T4 students presented at the Marion County school board meeting to advocate for vaping policy changes. Previously, students who were caught vaping were sent to alternative school, which was ineffective in changing students’ behavior. Bond and T4 students felt that a Saturday School, which both the student and parents/guardians had to attend, would work better. The T4 students created a presentation and delivered it to the Marion County Board of Education, who approved the Saturday School plan. Bond received a Sequachee Valley Electric Cooperative grant to fund the pilot program.
Ylioja from My Life, My Quit said he has early data showing quit rates above 40% three months after program enrollment. He has also studied how people learn about My Life, My Quit. About a third learn about the program online, through an ad or social media. Another third learn through traditional methods like TV or radio ads, flyers, and event booths. The rest were referred to the program through their school.
Schools are really vital to the solution of youth vaping because they just interact with young people so much that they can just deliver the message about the potential harms of vaping to young people. They can also talk to them about resources that are available to help them quit.
“Schools are really vital to the solution of youth vaping because they just interact with young people so much that they can just deliver the message about the potential harms of vaping to young people,” Ylioja said. “They can also talk to them about resources that are available to help them quit.”
Ylioja and his colleagues also work with the department of health in each state of its service area to promote My Life, My Quit.
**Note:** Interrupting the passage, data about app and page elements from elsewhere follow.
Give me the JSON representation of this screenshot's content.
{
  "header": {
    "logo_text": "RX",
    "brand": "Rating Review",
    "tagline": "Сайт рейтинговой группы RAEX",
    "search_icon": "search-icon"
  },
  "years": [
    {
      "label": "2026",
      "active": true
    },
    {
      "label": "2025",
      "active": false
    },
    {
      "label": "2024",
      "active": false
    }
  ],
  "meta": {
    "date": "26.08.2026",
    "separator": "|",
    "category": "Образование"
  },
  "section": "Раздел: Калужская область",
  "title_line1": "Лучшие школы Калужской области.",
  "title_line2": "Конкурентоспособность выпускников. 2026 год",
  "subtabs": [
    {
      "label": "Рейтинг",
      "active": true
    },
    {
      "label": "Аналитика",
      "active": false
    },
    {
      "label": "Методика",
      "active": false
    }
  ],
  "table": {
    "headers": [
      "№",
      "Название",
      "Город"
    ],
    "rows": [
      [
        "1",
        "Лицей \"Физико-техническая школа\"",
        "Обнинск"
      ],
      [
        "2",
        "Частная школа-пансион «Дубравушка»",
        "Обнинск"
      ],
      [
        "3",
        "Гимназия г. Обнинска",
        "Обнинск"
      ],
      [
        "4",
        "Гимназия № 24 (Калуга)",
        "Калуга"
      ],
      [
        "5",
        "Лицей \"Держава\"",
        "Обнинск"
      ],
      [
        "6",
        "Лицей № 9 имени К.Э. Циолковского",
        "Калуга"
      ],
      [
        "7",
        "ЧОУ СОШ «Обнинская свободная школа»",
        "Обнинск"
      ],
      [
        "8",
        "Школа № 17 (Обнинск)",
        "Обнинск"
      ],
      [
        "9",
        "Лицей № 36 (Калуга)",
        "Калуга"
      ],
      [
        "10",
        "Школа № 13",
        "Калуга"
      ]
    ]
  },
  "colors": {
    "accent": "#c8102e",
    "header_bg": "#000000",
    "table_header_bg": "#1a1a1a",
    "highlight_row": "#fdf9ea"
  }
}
National Jewish Health provides promotional materials and encourages the departments of health to partner with schools and healthcare providers.
In California, Being Adept parent nights allow families to come to the school and ask questions about teen substance use and effective ways to talk to their children. A panel of local high school students share their experiences, and families leave with a handout of tips and resources, including how to help teenagers quit tobacco products. Charlton said that some of her attendees at past parent events in West Marin and Tomales were primarily Spanish speakers, so she worked with an interpreter to translate parents’ questions and her answers.
A teen board also makes videos for the youth educators to share with students and works with youth educators to share their experiences, recent trends in teen substance use, and teen slang. On one parent night panel, a high school senior said about vaping, “It’s not cool anymore. It’s just sad,” and Charlton added that quote to her presentation for middle school students. Every year, Being Adept uses student input and the latest research to update materials.
Communities and schools interested in implementing Being Adept can purchase the online curriculum, which includes training materials and lesson plans. People interested in becoming a youth educator complete a training program included with the curriculum package to learn about motivational interviewing and substance use research and prevention. Charlton said youth educators can be a college student, a community member in recovery, or a parent or teacher.
Bond in Tennessee advised partnering with schools, community members, health coalitions/councils, and other key stakeholders instead of trying to go it alone. She also recommended being flexible when working with schools: “School systems are limited in the time they can allot for these efforts, so being able to work with them on their timeline and within their schedule is of paramount importance.”
Resources for Healthcare Providers
- E-cigarettes and Youth: What Health Care Providers Need to Know, Centers for Disease Control and Prevention (CDC) publication from March 2019 (no longer available online)
- Outbreak of Lung Injury Associated with E-cigarette Use, or Vaping, CDC page for healthcare providers
- COVID-19: Potential Implications for Individuals with Substance Use Disorders, National Institute on Drug Abuse (NIDA) publication from April 2020